REQUIRED ACTION >> Only the lines containing the string "kemicky" are needed; copy all of them from the listing.

———

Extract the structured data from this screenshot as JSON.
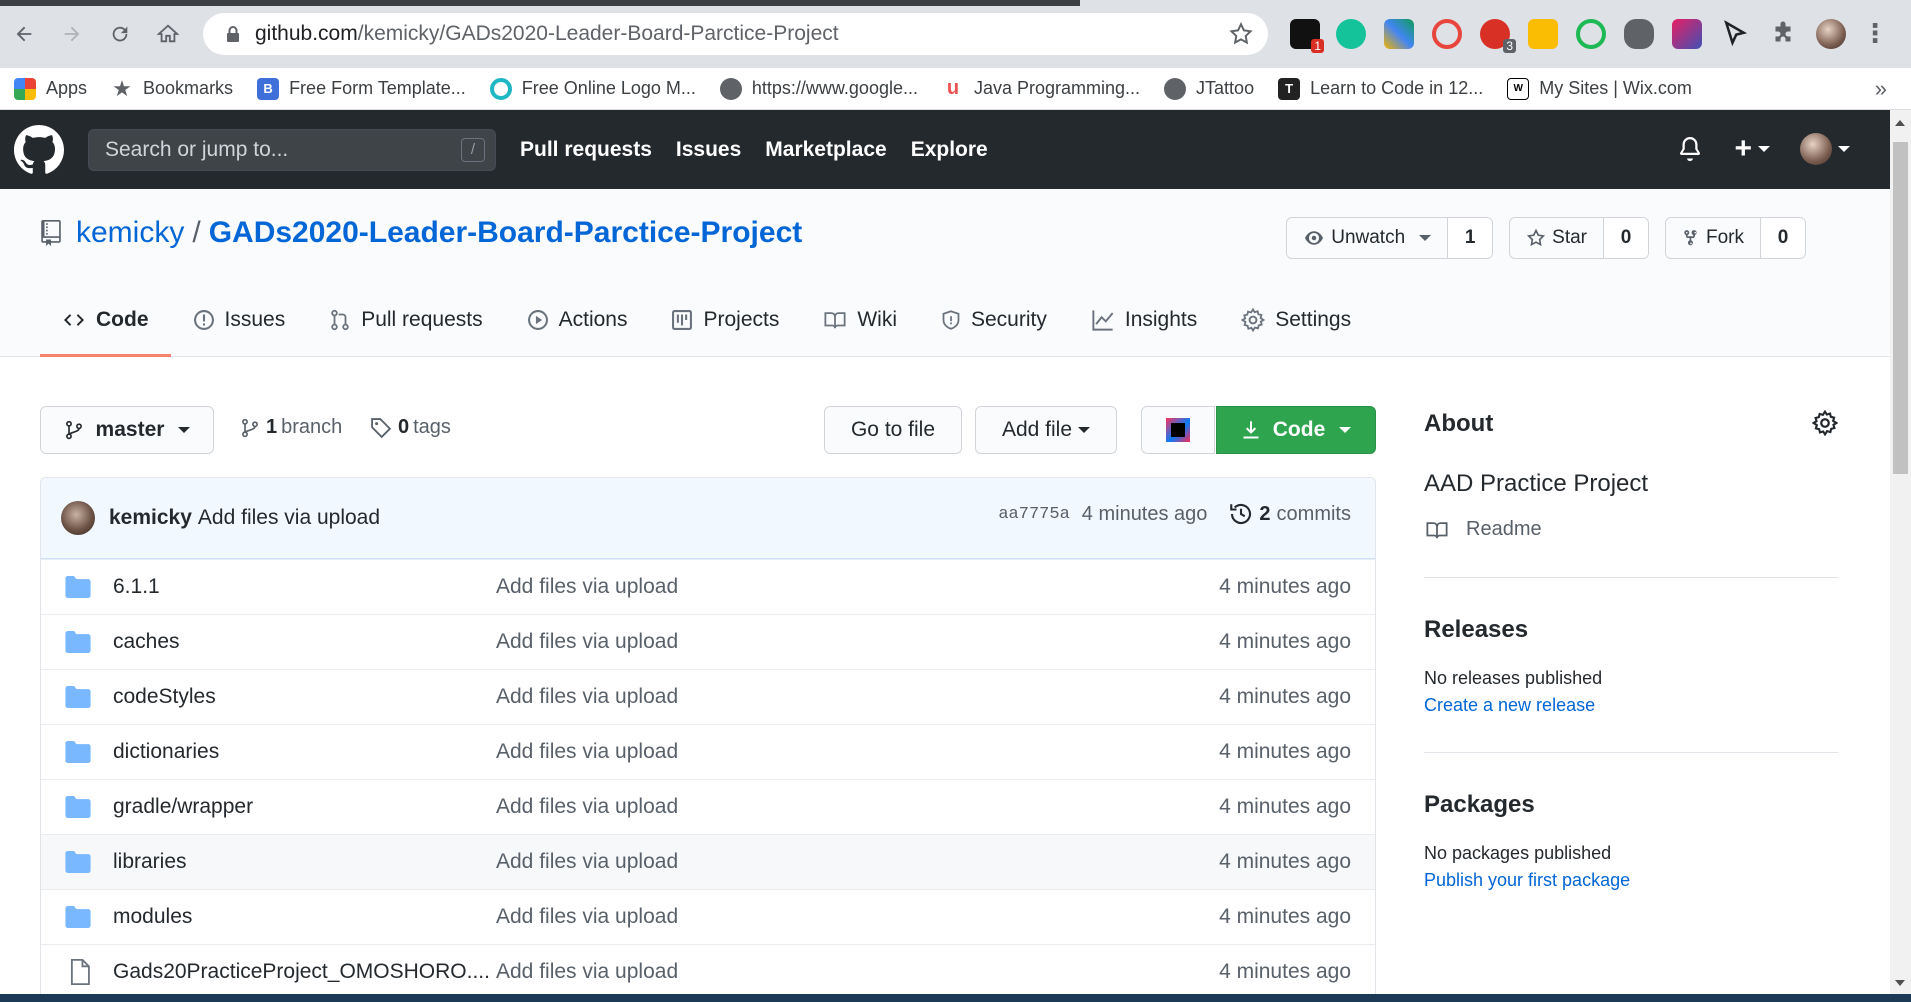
{
  "browser": {
    "url_host": "github.com",
    "url_path": "/kemicky/GADs2020-Leader-Board-Parctice-Project",
    "bookmarks": [
      "Apps",
      "Bookmarks",
      "Free Form Template...",
      "Free Online Logo M...",
      "https://www.google...",
      "Java Programming...",
      "JTattoo",
      "Learn to Code in 12...",
      "My Sites | Wix.com"
    ],
    "bookmarks_more": "»",
    "ext_badge_1": "1",
    "ext_badge_2": "3"
  },
  "gh": {
    "search_placeholder": "Search or jump to...",
    "slash_key": "/",
    "nav": [
      "Pull requests",
      "Issues",
      "Marketplace",
      "Explore"
    ],
    "plus": "+"
  },
  "repo": {
    "owner": "kemicky",
    "separator": "/",
    "name": "GADs2020-Leader-Board-Parctice-Project",
    "watch_label": "Unwatch",
    "watch_count": "1",
    "star_label": "Star",
    "star_count": "0",
    "fork_label": "Fork",
    "fork_count": "0",
    "tabs": [
      "Code",
      "Issues",
      "Pull requests",
      "Actions",
      "Projects",
      "Wiki",
      "Security",
      "Insights",
      "Settings"
    ]
  },
  "filenav": {
    "branch": "master",
    "branches_count": "1",
    "branches_label": "branch",
    "tags_count": "0",
    "tags_label": "tags",
    "go_to_file": "Go to file",
    "add_file": "Add file",
    "code": "Code"
  },
  "commit": {
    "author": "kemicky",
    "message": "Add files via upload",
    "sha": "aa7775a",
    "time": "4 minutes ago",
    "commits_count": "2",
    "commits_label": "commits"
  },
  "files": [
    {
      "name": "6.1.1",
      "type": "dir",
      "message": "Add files via upload",
      "time": "4 minutes ago"
    },
    {
      "name": "caches",
      "type": "dir",
      "message": "Add files via upload",
      "time": "4 minutes ago"
    },
    {
      "name": "codeStyles",
      "type": "dir",
      "message": "Add files via upload",
      "time": "4 minutes ago"
    },
    {
      "name": "dictionaries",
      "type": "dir",
      "message": "Add files via upload",
      "time": "4 minutes ago"
    },
    {
      "name": "gradle/wrapper",
      "type": "dir",
      "message": "Add files via upload",
      "time": "4 minutes ago"
    },
    {
      "name": "libraries",
      "type": "dir",
      "message": "Add files via upload",
      "time": "4 minutes ago"
    },
    {
      "name": "modules",
      "type": "dir",
      "message": "Add files via upload",
      "time": "4 minutes ago"
    },
    {
      "name": "Gads20PracticeProject_OMOSHORO....",
      "type": "file",
      "message": "Add files via upload",
      "time": "4 minutes ago"
    }
  ],
  "about": {
    "heading": "About",
    "description": "AAD Practice Project",
    "readme": "Readme"
  },
  "releases": {
    "heading": "Releases",
    "none": "No releases published",
    "create_link": "Create a new release"
  },
  "packages": {
    "heading": "Packages",
    "none": "No packages published",
    "publish_link": "Publish your first package"
  }
}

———

TASK ANSWER >>
    "url_path": "/kemicky/GADs2020-Leader-Board-Parctice-Project",
    "owner": "kemicky",
    "author": "kemicky",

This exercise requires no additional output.